● Task prompt: Tally the lines in the listing below that hold the string "Categories", and reply with that tally alone.

● Records for this task:
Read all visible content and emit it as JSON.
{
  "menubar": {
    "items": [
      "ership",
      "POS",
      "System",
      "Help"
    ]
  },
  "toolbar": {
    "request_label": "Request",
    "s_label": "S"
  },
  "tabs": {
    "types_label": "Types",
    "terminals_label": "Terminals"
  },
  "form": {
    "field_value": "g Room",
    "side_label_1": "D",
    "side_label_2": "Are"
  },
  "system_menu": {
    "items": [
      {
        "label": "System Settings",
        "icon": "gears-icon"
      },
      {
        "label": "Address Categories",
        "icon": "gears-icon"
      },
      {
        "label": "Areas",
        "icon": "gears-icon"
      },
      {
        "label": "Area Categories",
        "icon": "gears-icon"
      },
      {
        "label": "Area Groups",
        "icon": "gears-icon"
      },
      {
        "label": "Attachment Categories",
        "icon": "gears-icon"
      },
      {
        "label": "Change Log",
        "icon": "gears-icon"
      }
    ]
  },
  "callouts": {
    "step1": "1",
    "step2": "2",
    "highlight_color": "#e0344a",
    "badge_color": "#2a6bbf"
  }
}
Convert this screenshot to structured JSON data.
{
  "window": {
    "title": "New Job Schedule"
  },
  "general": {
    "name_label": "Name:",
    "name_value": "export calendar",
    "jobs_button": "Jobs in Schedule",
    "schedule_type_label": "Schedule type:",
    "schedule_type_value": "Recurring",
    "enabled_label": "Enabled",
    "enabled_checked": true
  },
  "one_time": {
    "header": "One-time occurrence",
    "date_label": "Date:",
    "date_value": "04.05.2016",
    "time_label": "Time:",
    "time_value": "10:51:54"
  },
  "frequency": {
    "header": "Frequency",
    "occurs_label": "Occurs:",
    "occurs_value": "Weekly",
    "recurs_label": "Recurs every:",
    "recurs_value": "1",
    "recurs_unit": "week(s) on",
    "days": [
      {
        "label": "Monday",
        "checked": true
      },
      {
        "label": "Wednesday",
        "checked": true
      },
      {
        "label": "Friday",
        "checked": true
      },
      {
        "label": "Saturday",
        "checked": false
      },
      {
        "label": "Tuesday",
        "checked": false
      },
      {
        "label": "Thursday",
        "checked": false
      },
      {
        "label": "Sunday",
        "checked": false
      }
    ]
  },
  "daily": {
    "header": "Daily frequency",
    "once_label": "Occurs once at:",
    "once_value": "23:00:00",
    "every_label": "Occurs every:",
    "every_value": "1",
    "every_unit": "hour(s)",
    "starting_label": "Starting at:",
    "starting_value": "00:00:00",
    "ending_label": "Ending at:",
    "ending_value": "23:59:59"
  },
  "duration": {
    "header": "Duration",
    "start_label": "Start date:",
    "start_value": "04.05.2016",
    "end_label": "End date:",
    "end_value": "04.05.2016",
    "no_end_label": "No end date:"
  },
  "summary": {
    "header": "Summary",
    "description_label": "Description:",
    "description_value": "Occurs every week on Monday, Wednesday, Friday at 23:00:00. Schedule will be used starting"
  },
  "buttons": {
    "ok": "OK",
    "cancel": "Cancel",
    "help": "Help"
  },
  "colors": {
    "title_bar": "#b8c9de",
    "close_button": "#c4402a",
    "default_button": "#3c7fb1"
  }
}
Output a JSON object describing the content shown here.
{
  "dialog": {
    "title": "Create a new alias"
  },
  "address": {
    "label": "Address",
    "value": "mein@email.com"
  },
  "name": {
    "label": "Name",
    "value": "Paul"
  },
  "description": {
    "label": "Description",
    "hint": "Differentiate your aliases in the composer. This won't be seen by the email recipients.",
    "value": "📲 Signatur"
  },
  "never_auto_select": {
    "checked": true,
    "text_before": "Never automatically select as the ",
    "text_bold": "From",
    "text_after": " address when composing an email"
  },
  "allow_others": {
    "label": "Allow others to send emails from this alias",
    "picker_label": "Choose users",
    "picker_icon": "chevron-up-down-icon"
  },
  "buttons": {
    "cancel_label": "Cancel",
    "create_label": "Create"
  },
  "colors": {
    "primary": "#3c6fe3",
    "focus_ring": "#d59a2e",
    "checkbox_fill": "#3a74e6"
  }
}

● Reply: 3